On June 7, 1998, at 1450 hours Pacific daylight time, a Cessna 152, N5343M, impacted mountainous terrain while maneuvering to avoid weather near Descanso, California. The aircraft, operated by the student pilot as an instructional flight under 14 CFR Part 91, was subsequently destroyed by a postimpact fire. The certified flight instructor (CFI) and student pilot received serious injuries. Visual meteorological conditions existed for the dual instruction cross-country flight and a visual flight rules (VFR) flight plan was filed. The flight originated from Montgomery Field, San Diego, California, at 1400 and was en route to Imperial, California. Use your browsers 'back' function to return to synopsisReturn to Query Page
At the time of the accident reported ceilings at Gillespie Field, San Diego, approximately 9 nautical miles (nm) from the departure airport, were broken at 5,000 and at 8,000 feet, with 25 statute miles visibility.

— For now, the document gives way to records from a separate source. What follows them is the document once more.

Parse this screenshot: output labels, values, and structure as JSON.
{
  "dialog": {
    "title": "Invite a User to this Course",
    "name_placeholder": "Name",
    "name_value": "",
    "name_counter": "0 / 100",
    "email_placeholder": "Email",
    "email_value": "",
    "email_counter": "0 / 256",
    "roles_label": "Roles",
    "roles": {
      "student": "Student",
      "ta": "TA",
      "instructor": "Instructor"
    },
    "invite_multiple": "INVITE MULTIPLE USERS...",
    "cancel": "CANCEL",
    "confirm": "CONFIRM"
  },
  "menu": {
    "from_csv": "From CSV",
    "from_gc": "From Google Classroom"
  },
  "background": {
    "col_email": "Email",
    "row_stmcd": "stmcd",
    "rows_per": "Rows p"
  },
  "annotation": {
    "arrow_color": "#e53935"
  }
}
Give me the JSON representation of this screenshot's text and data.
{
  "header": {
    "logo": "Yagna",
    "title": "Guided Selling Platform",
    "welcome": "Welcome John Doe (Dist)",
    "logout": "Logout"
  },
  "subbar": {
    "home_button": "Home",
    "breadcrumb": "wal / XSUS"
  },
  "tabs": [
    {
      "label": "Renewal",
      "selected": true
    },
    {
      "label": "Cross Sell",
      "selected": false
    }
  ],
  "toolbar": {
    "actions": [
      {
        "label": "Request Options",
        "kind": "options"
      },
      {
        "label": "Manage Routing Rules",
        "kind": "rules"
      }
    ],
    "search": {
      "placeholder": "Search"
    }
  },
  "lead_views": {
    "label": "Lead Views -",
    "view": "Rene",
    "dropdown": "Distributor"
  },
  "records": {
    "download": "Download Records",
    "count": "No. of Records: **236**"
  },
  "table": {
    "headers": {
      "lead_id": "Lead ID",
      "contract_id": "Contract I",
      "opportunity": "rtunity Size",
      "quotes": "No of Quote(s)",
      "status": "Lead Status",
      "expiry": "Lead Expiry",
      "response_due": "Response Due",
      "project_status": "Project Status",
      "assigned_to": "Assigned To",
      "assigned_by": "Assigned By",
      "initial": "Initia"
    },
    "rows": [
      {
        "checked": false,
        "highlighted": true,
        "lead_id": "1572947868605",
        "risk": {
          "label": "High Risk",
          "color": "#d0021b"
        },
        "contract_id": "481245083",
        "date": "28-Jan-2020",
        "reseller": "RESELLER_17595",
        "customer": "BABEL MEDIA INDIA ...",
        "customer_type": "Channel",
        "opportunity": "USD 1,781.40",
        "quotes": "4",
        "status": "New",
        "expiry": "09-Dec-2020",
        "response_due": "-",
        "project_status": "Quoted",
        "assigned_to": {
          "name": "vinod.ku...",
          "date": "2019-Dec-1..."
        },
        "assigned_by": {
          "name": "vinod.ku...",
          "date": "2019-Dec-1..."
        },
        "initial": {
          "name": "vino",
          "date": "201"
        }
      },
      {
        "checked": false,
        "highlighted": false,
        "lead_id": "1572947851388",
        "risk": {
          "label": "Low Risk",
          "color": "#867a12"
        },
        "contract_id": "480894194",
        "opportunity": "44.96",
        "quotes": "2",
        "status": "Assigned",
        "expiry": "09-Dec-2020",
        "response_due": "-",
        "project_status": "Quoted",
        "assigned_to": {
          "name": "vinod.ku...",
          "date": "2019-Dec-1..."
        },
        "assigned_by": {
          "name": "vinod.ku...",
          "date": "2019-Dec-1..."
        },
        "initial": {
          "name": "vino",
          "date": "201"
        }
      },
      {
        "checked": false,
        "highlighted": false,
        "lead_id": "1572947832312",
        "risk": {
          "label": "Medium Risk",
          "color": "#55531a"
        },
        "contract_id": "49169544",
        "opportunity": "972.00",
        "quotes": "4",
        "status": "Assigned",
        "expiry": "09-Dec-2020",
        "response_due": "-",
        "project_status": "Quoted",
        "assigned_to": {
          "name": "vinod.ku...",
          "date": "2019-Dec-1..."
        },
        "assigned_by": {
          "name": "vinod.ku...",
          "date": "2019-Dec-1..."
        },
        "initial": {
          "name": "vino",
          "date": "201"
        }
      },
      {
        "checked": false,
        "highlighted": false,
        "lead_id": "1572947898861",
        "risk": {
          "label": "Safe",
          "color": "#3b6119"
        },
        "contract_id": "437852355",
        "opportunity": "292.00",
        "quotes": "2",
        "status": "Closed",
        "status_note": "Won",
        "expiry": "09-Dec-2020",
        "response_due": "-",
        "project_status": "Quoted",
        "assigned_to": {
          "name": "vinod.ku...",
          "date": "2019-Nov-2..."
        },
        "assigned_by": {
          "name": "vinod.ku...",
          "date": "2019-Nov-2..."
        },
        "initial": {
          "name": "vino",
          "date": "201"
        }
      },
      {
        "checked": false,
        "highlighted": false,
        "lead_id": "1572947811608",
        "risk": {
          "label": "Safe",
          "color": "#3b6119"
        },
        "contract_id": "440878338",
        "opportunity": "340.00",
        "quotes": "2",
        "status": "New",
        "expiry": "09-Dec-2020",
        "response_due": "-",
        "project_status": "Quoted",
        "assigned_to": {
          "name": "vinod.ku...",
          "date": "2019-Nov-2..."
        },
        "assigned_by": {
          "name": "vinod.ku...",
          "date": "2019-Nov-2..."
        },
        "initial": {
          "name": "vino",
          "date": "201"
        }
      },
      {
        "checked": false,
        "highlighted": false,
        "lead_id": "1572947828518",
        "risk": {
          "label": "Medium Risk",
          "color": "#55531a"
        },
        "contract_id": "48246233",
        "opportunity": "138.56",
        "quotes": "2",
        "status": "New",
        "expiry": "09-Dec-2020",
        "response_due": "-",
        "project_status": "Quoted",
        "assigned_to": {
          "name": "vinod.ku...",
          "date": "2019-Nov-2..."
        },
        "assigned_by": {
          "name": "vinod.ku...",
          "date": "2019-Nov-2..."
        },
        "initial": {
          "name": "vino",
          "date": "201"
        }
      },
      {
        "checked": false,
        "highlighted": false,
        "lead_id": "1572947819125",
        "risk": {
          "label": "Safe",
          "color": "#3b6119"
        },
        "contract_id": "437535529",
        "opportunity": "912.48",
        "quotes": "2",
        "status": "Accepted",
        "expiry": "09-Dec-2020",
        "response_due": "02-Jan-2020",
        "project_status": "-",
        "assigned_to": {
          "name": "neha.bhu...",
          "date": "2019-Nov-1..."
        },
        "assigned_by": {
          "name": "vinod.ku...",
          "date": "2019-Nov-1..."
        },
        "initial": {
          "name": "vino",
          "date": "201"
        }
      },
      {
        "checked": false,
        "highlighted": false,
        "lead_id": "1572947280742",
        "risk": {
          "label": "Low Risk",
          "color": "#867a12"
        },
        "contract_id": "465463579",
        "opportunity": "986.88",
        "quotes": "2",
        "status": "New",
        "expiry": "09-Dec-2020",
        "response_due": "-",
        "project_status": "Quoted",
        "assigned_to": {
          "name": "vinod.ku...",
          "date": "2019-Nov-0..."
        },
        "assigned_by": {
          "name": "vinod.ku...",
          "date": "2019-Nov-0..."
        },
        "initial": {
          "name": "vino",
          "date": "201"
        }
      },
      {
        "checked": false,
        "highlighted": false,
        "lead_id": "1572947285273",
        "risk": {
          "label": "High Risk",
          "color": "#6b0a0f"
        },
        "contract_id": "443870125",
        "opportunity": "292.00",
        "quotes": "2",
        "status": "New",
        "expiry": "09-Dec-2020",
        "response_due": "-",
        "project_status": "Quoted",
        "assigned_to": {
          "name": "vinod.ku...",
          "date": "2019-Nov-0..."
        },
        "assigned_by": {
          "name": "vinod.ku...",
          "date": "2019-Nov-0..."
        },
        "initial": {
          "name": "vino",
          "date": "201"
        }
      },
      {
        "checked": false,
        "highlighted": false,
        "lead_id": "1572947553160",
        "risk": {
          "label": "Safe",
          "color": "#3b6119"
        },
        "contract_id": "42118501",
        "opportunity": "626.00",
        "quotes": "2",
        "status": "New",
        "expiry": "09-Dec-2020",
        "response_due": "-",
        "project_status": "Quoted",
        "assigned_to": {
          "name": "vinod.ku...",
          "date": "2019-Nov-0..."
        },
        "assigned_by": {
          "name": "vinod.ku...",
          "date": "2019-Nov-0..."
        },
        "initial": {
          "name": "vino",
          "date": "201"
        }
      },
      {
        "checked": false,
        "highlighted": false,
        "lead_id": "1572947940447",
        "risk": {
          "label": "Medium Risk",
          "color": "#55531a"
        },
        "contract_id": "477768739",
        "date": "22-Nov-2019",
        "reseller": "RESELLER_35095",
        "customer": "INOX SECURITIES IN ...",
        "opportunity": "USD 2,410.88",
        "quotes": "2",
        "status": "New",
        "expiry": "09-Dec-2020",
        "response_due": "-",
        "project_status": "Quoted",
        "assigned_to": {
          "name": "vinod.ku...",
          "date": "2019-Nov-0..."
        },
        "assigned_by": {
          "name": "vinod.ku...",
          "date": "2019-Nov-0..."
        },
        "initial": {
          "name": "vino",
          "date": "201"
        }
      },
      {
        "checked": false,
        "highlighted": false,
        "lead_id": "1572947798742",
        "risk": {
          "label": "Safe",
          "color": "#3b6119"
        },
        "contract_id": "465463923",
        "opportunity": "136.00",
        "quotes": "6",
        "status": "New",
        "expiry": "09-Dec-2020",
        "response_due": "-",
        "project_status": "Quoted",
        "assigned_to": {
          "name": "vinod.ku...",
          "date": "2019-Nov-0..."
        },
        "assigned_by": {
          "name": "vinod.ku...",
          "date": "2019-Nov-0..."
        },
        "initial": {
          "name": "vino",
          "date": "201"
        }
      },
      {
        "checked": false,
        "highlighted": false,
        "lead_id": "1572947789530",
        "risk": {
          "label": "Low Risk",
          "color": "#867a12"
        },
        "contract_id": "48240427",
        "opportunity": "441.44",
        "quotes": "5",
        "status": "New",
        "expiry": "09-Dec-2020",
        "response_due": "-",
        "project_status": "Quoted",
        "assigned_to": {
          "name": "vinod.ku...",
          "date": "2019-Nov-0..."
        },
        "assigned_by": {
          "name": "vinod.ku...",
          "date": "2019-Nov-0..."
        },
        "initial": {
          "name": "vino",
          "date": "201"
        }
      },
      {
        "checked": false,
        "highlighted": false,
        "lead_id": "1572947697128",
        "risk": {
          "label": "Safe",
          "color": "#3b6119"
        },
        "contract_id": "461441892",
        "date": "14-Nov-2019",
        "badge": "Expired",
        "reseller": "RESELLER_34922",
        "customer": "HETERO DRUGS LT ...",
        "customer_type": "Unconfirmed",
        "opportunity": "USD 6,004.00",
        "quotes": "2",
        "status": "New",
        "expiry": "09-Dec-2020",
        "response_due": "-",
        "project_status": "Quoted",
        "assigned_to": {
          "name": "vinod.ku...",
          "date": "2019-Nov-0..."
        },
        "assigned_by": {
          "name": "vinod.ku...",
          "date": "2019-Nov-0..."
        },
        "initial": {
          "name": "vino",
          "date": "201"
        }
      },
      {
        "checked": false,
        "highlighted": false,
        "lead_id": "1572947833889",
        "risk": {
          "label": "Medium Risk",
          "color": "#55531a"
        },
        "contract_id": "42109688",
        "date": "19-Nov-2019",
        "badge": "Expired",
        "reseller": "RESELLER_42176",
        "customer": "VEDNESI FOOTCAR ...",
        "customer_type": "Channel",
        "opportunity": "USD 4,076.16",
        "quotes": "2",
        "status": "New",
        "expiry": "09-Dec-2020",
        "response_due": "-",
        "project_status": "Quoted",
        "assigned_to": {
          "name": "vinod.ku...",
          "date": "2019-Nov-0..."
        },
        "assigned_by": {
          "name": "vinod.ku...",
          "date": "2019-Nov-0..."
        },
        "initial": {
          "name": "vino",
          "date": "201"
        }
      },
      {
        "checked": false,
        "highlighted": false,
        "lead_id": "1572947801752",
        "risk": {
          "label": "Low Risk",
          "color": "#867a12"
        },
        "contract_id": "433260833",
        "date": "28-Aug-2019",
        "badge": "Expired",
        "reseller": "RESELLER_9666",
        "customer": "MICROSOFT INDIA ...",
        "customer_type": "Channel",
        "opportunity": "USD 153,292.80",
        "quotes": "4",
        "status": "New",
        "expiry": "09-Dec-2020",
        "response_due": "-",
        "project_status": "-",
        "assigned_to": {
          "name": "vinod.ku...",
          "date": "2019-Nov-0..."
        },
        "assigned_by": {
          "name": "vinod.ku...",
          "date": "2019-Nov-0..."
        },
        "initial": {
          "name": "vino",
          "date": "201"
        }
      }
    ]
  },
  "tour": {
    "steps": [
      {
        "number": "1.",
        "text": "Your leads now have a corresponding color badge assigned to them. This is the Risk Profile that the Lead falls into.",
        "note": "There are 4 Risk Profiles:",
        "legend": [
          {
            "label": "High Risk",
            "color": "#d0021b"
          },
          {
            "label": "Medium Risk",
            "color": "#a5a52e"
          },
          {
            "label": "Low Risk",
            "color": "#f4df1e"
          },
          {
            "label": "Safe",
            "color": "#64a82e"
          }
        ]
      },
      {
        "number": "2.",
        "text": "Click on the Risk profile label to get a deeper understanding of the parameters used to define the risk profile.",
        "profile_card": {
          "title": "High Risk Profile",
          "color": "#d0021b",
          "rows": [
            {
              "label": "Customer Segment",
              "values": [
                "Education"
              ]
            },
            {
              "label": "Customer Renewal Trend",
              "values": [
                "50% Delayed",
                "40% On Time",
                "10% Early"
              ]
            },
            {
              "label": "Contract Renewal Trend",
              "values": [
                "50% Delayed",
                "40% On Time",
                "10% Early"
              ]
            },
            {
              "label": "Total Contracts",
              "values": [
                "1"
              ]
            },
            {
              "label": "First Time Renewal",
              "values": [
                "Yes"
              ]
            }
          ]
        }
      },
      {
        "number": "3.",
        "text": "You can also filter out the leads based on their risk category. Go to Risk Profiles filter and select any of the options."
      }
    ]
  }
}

The CFI stated that after passing a casino located along Interstate 8 (I-8) it became apparent that they would be unable to continue the flight to their destination due to clouds which were obscuring the higher terrain. He elected to turn around and stated that halfway through a 180-degree turn they encountered a "very strong downdraft." The CFI stated that he leveled the wings and used full power to establish the best rate of climb airspeed, but the "strength of the vertical gust far exceeded the 152's climb ability." He stated that they were forced down in rough uneven terrain in a wings level attitude.
In an interview with a Federal Aviation Administration (FAA) inspector, the student pilot reported that he and his instructor had both received weather briefings from the San Diego flight service station. According to the student pilot, the briefer reported forecast conditions of severe turbulence below 14,000 feet, with mountain obscuration, and ended the briefing with the phrase that VFR was not recommended.
The student pilot reported that he did not note any discrepancies with the engine during the flight or accident sequence.
The student pilot stated that at 4,000 feet above ground level (agl) they encountered clouds. The flight instructor took over the airplane controls and initiated a 180-degree turn to avoid the clouds. They lost altitude rapidly, approximately 200 feet in the turn, and the stall warning horn was sounding when the airplane collided with trees.
The audiotape of the weather briefings provided by the San Diego Automated Flight Service Station (AFSS) were reviewed by an investigator from the Safety Board and a summary is appended to this file. A total of two standard weather briefings and one update briefing were given to the CFI and the student pilot on the day of the accident. The first contact occurred with the AFSS's preflight 7 position between 0810 and 0826. The second briefing was given between 0821 and 0835 by the specialists at the preflight 11 position. The final contact occurred with the preflight 1 position between 0951 and 1006. In summary, the CFI and student were advised of Airmets in existence for mountain obscuration and occasional moderate turbulence below 14,000 feet mean sea level (msl) with forecast cloud tops at 7,000 feet msl. One briefer stated that VFR flight below the clouds was not recommended due to mountain obscuration. Another briefer asked the student pilot whether this was a solo cross-country flight and if there would be an instructor on board because VFR solo flight into this area was not recommended. The third briefer stated that the student might want to adjust his departure time because VFR was not recommended due to mountain obscuration. At the end of this briefing the student pilot stated "I think we may decide to go another day."
An eyewitness on the ground saw the aircraft turning left as it came out of the clouds at 150 feet agl, and then go down. The witness further noted that the winds at the time were gusty and strong.
A representative from the Cessna Aircraft Company, a party to the investigation, inspected the aircraft on-scene under the supervision of the FAA. The representative established flight control continuity from the control surfaces to the cabin. He further reported that the empennage had separated from the aircraft during the postimpact fire, sustaining minimal damage. No discrepancies were noted with the airframe. The representative further stated that the propeller had separated from the engine and "exhibited torsional twisting."
According to a weather study conducted by a Safety Board meteorologist, a cloud layer was present along the route of flight on the western side of the interior mountains near Descanso, and at the accident location. On the eastern side of the interior mountains, the flights' intended destination, skies were clear. The meteorologist further reported that the National Weather Service forecast was substantiated with the meteorological observation at the time of the accident.